Element data from apps and pages

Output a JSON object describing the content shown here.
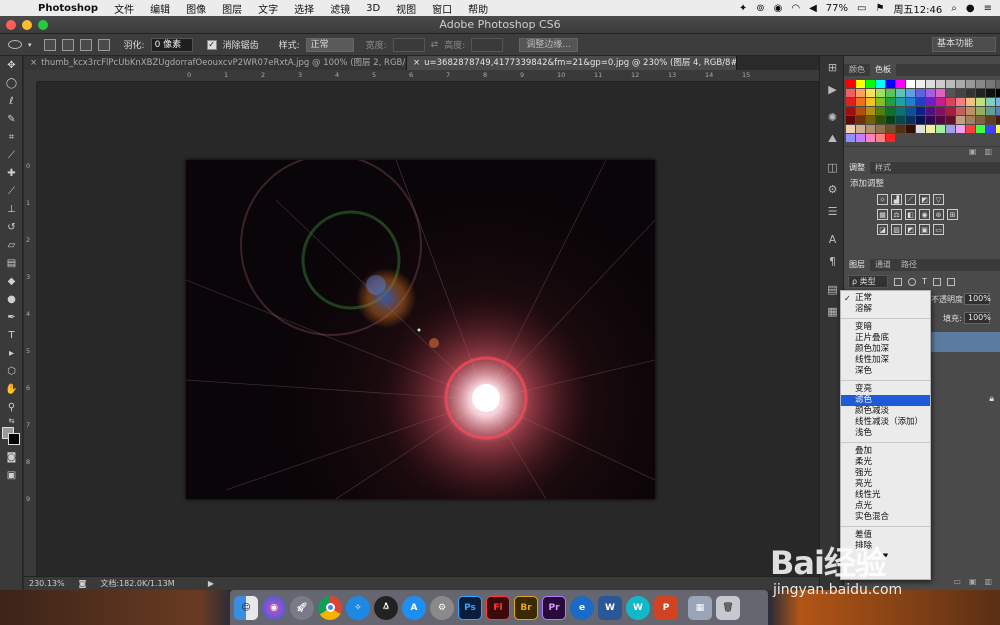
{
  "menubar": {
    "app_name": "Photoshop",
    "items": [
      "文件",
      "编辑",
      "图像",
      "图层",
      "文字",
      "选择",
      "滤镜",
      "3D",
      "视图",
      "窗口",
      "帮助"
    ],
    "battery": "77%",
    "clock": "周五12:46"
  },
  "window": {
    "title": "Adobe Photoshop CS6"
  },
  "options": {
    "feather_label": "羽化:",
    "feather_value": "0 像素",
    "antialias_label": "消除锯齿",
    "style_label": "样式:",
    "style_value": "正常",
    "width_label": "宽度:",
    "height_label": "高度:",
    "refine_edge": "调整边缘...",
    "workspace": "基本功能"
  },
  "tabs": [
    "thumb_kcx3rcFlPcUbKnXBZUgdorrafOeouxcvP2WR07eRxtA.jpg @ 100% (图层 2, RGB/8#) *",
    "u=3682878749,4177339842&fm=21&gp=0.jpg @ 230% (图层 4, RGB/8#) *"
  ],
  "rulers": {
    "top": [
      "0",
      "1",
      "2",
      "3",
      "4",
      "5",
      "6",
      "7",
      "8",
      "9",
      "10",
      "11",
      "12",
      "13",
      "14",
      "15"
    ],
    "left": [
      "0",
      "1",
      "2",
      "3",
      "4",
      "5",
      "6",
      "7",
      "8",
      "9"
    ]
  },
  "status": {
    "zoom": "230.13%",
    "doc": "文档:182.0K/1.13M"
  },
  "panels": {
    "swatch_tabs": [
      "颜色",
      "色板"
    ],
    "adjust_tabs": [
      "调整",
      "样式"
    ],
    "adjust_title": "添加调整",
    "layer_tabs": [
      "图层",
      "通道",
      "路径"
    ],
    "kind_label": "ρ 类型",
    "opacity_label": "不透明度:",
    "opacity_value": "100%",
    "fill_label": "填充:",
    "fill_value": "100%"
  },
  "blend_modes": {
    "groups": [
      [
        "正常",
        "溶解"
      ],
      [
        "变暗",
        "正片叠底",
        "颜色加深",
        "线性加深",
        "深色"
      ],
      [
        "变亮",
        "滤色",
        "颜色减淡",
        "线性减淡（添加）",
        "浅色"
      ],
      [
        "叠加",
        "柔光",
        "强光",
        "亮光",
        "线性光",
        "点光",
        "实色混合"
      ],
      [
        "差值",
        "排除"
      ]
    ],
    "checked": "正常",
    "selected": "滤色"
  },
  "dock_apps": [
    "Finder",
    "Siri",
    "Launchpad",
    "Chrome",
    "Safari",
    "QQ",
    "App Store",
    "System Preferences",
    "Ps",
    "Fl",
    "Br",
    "Pr",
    "Edge",
    "W",
    "WPS",
    "P",
    "Photos",
    "Trash"
  ],
  "watermark": {
    "brand": "Bai经验",
    "url": "jingyan.baidu.com"
  },
  "colors": {
    "selection": "#1f5bd6",
    "menu_bg": "#ebebeb",
    "panel_bg": "#4a4a4a"
  }
}
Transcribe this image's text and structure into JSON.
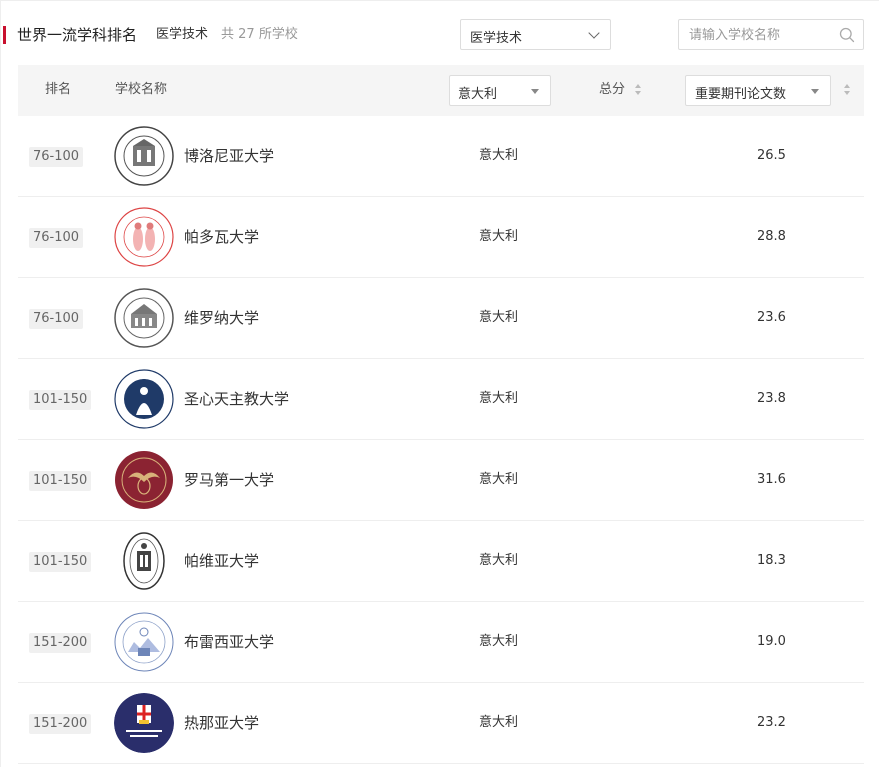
{
  "header": {
    "title": "世界一流学科排名",
    "subject": "医学技术",
    "count_prefix": "共",
    "count_value": "27",
    "count_suffix": "所学校",
    "accent_color": "#c8102e"
  },
  "filters": {
    "subject_select_value": "医学技术",
    "search_placeholder": "请输入学校名称"
  },
  "table": {
    "headers": {
      "rank": "排名",
      "name": "学校名称",
      "country_filter": "意大利",
      "total": "总分",
      "indicator": "重要期刊论文数"
    },
    "rows": [
      {
        "rank": "76-100",
        "name": "博洛尼亚大学",
        "country": "意大利",
        "score": "26.5",
        "logo": "university-of-bologna-seal"
      },
      {
        "rank": "76-100",
        "name": "帕多瓦大学",
        "country": "意大利",
        "score": "28.8",
        "logo": "university-of-padua-seal"
      },
      {
        "rank": "76-100",
        "name": "维罗纳大学",
        "country": "意大利",
        "score": "23.6",
        "logo": "university-of-verona-seal"
      },
      {
        "rank": "101-150",
        "name": "圣心天主教大学",
        "country": "意大利",
        "score": "23.8",
        "logo": "catholic-university-seal"
      },
      {
        "rank": "101-150",
        "name": "罗马第一大学",
        "country": "意大利",
        "score": "31.6",
        "logo": "sapienza-seal"
      },
      {
        "rank": "101-150",
        "name": "帕维亚大学",
        "country": "意大利",
        "score": "18.3",
        "logo": "university-of-pavia-seal"
      },
      {
        "rank": "151-200",
        "name": "布雷西亚大学",
        "country": "意大利",
        "score": "19.0",
        "logo": "university-of-brescia-seal"
      },
      {
        "rank": "151-200",
        "name": "热那亚大学",
        "country": "意大利",
        "score": "23.2",
        "logo": "university-of-genoa-logo"
      }
    ]
  }
}
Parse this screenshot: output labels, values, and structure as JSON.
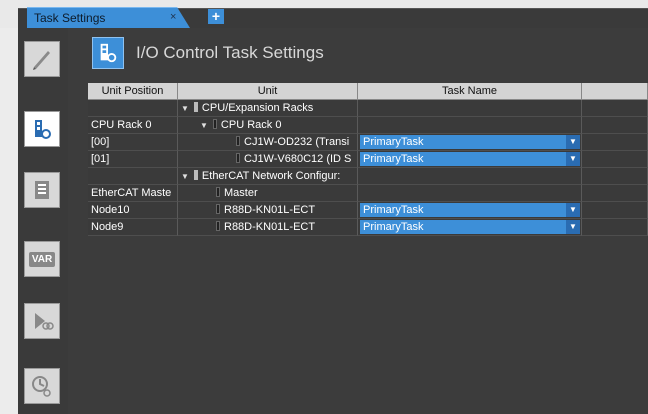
{
  "tab": {
    "label": "Task Settings",
    "close": "×",
    "add": "+"
  },
  "header": {
    "title": "I/O Control Task Settings"
  },
  "sidebar": {
    "items": [
      {
        "name": "edit"
      },
      {
        "name": "io-control"
      },
      {
        "name": "list"
      },
      {
        "name": "var",
        "label": "VAR"
      },
      {
        "name": "program-assign"
      },
      {
        "name": "task-timing"
      }
    ]
  },
  "table": {
    "columns": [
      "Unit Position",
      "Unit",
      "Task Name",
      ""
    ],
    "rows": [
      {
        "position": "",
        "unit": "CPU/Expansion Racks",
        "task": "",
        "level": "group"
      },
      {
        "position": "CPU Rack 0",
        "unit": "CPU Rack 0",
        "task": "",
        "level": "rack"
      },
      {
        "position": "[00]",
        "unit": "CJ1W-OD232 (Transi",
        "task": "PrimaryTask",
        "level": "unit"
      },
      {
        "position": "[01]",
        "unit": "CJ1W-V680C12 (ID S",
        "task": "PrimaryTask",
        "level": "unit"
      },
      {
        "position": "",
        "unit": "EtherCAT Network Configur:",
        "task": "",
        "level": "group"
      },
      {
        "position": "EtherCAT Maste",
        "unit": "Master",
        "task": "",
        "level": "master"
      },
      {
        "position": "Node10",
        "unit": "R88D-KN01L-ECT",
        "task": "PrimaryTask",
        "level": "node"
      },
      {
        "position": "Node9",
        "unit": "R88D-KN01L-ECT",
        "task": "PrimaryTask",
        "level": "node"
      }
    ]
  }
}
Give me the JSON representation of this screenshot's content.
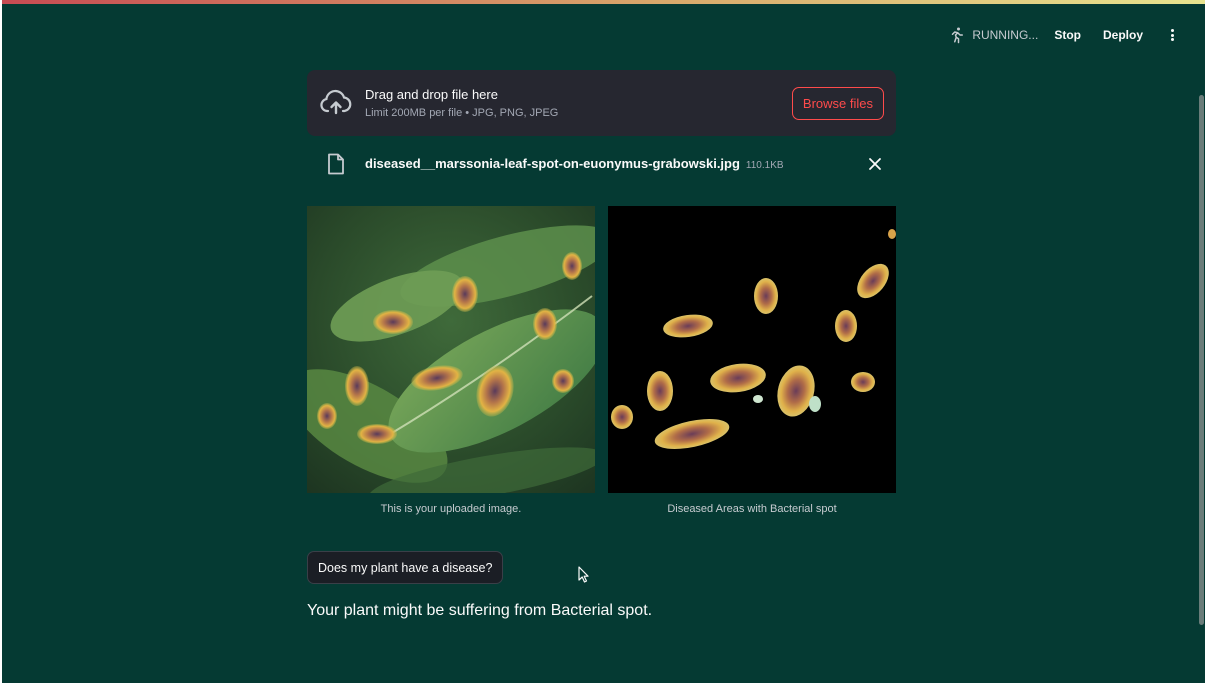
{
  "header": {
    "status": "RUNNING...",
    "stop_label": "Stop",
    "deploy_label": "Deploy",
    "running_icon": "running-figure-icon",
    "menu_icon": "kebab-menu-icon"
  },
  "uploader": {
    "title": "Drag and drop file here",
    "limit": "Limit 200MB per file • JPG, PNG, JPEG",
    "browse_label": "Browse files",
    "icon": "cloud-upload-icon"
  },
  "file": {
    "name": "diseased__marssonia-leaf-spot-on-euonymus-grabowski.jpg",
    "size": "110.1KB",
    "icon": "file-icon",
    "remove_icon": "close-icon"
  },
  "images": {
    "uploaded_caption": "This is your uploaded image.",
    "diseased_caption": "Diseased Areas with Bacterial spot"
  },
  "action": {
    "button_label": "Does my plant have a disease?"
  },
  "result": {
    "text": "Your plant might be suffering from Bacterial spot."
  },
  "colors": {
    "background": "#053a33",
    "card": "#262730",
    "accent": "#ff4b4b",
    "text": "#fafafa"
  }
}
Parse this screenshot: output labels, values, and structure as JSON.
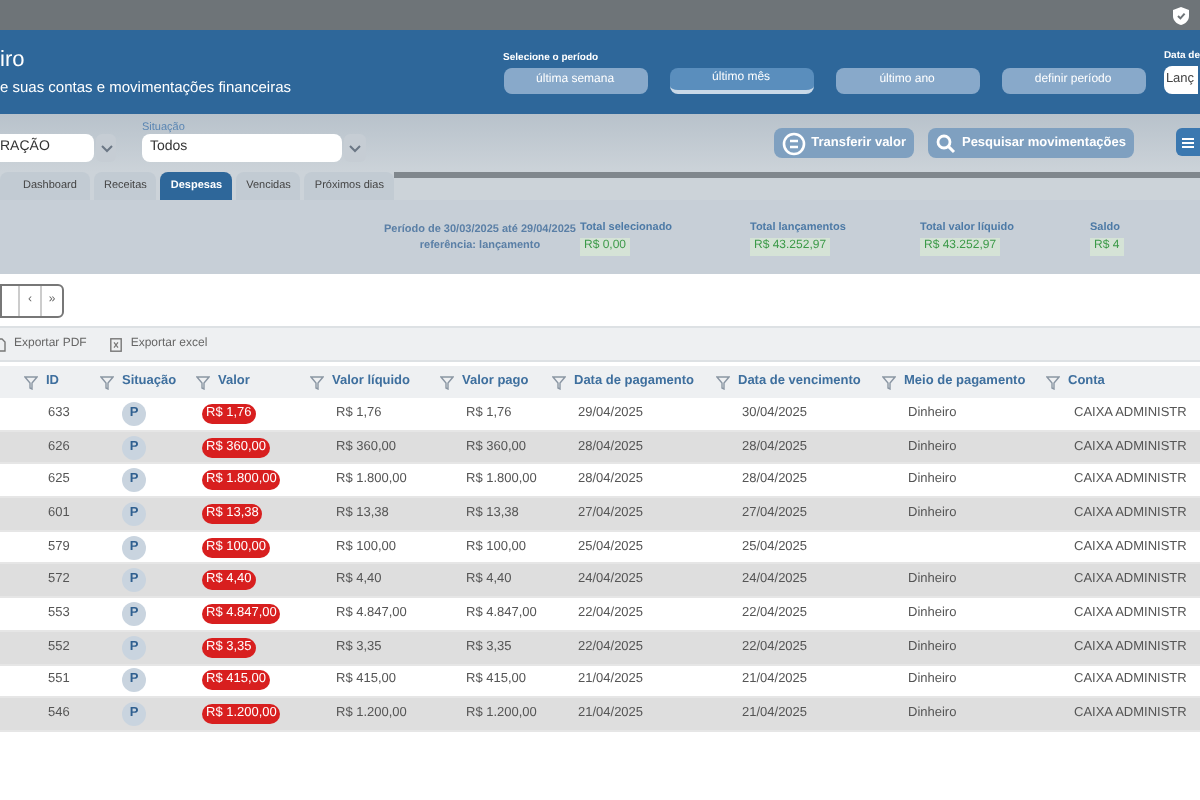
{
  "header": {
    "title": "iro",
    "subtitle": "e suas contas e movimentações financeiras",
    "period": {
      "label": "Selecione o período",
      "options": [
        {
          "label": "última semana",
          "selected": false
        },
        {
          "label": "último mês",
          "selected": true
        },
        {
          "label": "último ano",
          "selected": false
        },
        {
          "label": "definir período",
          "selected": false
        }
      ]
    },
    "date_field": {
      "label": "Data de",
      "value": "Lanç"
    }
  },
  "filters": {
    "account": {
      "value": "RAÇÃO"
    },
    "status": {
      "label": "Situação",
      "value": "Todos"
    }
  },
  "actions": [
    {
      "kind": "transfer",
      "label": "Transferir valor"
    },
    {
      "kind": "search",
      "label": "Pesquisar movimentações"
    },
    {
      "kind": "menu"
    }
  ],
  "tabs": [
    {
      "label": "Dashboard",
      "selected": false
    },
    {
      "label": "Receitas",
      "selected": false
    },
    {
      "label": "Despesas",
      "selected": true
    },
    {
      "label": "Vencidas",
      "selected": false
    },
    {
      "label": "Próximos dias",
      "selected": false
    }
  ],
  "summary": {
    "period_lines": [
      "Período de 30/03/2025 até 29/04/2025",
      "referência: lançamento"
    ],
    "totals": [
      {
        "label": "Total selecionado",
        "value": "R$ 0,00"
      },
      {
        "label": "Total lançamentos",
        "value": "R$ 43.252,97"
      },
      {
        "label": "Total valor líquido",
        "value": "R$ 43.252,97"
      },
      {
        "label": "Saldo",
        "value": "R$ 4"
      }
    ]
  },
  "pagination": [
    "‹",
    "»"
  ],
  "exports": [
    {
      "kind": "pdf",
      "label": "Exportar PDF"
    },
    {
      "kind": "excel",
      "label": "Exportar excel"
    }
  ],
  "table": {
    "columns": [
      "ID",
      "Situação",
      "Valor",
      "Valor líquido",
      "Valor pago",
      "Data de pagamento",
      "Data de vencimento",
      "Meio de pagamento",
      "Conta"
    ],
    "rows": [
      {
        "id": "633",
        "status": "P",
        "value": "R$ 1,76",
        "net": "R$ 1,76",
        "paid": "R$ 1,76",
        "paid_date": "29/04/2025",
        "due_date": "30/04/2025",
        "method": "Dinheiro",
        "account": "CAIXA ADMINISTR"
      },
      {
        "id": "626",
        "status": "P",
        "value": "R$ 360,00",
        "net": "R$ 360,00",
        "paid": "R$ 360,00",
        "paid_date": "28/04/2025",
        "due_date": "28/04/2025",
        "method": "Dinheiro",
        "account": "CAIXA ADMINISTR"
      },
      {
        "id": "625",
        "status": "P",
        "value": "R$ 1.800,00",
        "net": "R$ 1.800,00",
        "paid": "R$ 1.800,00",
        "paid_date": "28/04/2025",
        "due_date": "28/04/2025",
        "method": "Dinheiro",
        "account": "CAIXA ADMINISTR"
      },
      {
        "id": "601",
        "status": "P",
        "value": "R$ 13,38",
        "net": "R$ 13,38",
        "paid": "R$ 13,38",
        "paid_date": "27/04/2025",
        "due_date": "27/04/2025",
        "method": "Dinheiro",
        "account": "CAIXA ADMINISTR"
      },
      {
        "id": "579",
        "status": "P",
        "value": "R$ 100,00",
        "net": "R$ 100,00",
        "paid": "R$ 100,00",
        "paid_date": "25/04/2025",
        "due_date": "25/04/2025",
        "account": "CAIXA ADMINISTR"
      },
      {
        "id": "572",
        "status": "P",
        "value": "R$ 4,40",
        "net": "R$ 4,40",
        "paid": "R$ 4,40",
        "paid_date": "24/04/2025",
        "due_date": "24/04/2025",
        "method": "Dinheiro",
        "account": "CAIXA ADMINISTR"
      },
      {
        "id": "553",
        "status": "P",
        "value": "R$ 4.847,00",
        "net": "R$ 4.847,00",
        "paid": "R$ 4.847,00",
        "paid_date": "22/04/2025",
        "due_date": "22/04/2025",
        "method": "Dinheiro",
        "account": "CAIXA ADMINISTR"
      },
      {
        "id": "552",
        "status": "P",
        "value": "R$ 3,35",
        "net": "R$ 3,35",
        "paid": "R$ 3,35",
        "paid_date": "22/04/2025",
        "due_date": "22/04/2025",
        "method": "Dinheiro",
        "account": "CAIXA ADMINISTR"
      },
      {
        "id": "551",
        "status": "P",
        "value": "R$ 415,00",
        "net": "R$ 415,00",
        "paid": "R$ 415,00",
        "paid_date": "21/04/2025",
        "due_date": "21/04/2025",
        "method": "Dinheiro",
        "account": "CAIXA ADMINISTR"
      },
      {
        "id": "546",
        "status": "P",
        "value": "R$ 1.200,00",
        "net": "R$ 1.200,00",
        "paid": "R$ 1.200,00",
        "paid_date": "21/04/2025",
        "due_date": "21/04/2025",
        "method": "Dinheiro",
        "account": "CAIXA ADMINISTR"
      }
    ]
  }
}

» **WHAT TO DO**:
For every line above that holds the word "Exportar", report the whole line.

» **PROBLEM SOLUTION**:
      "label": "Exportar PDF"
      "label": "Exportar excel"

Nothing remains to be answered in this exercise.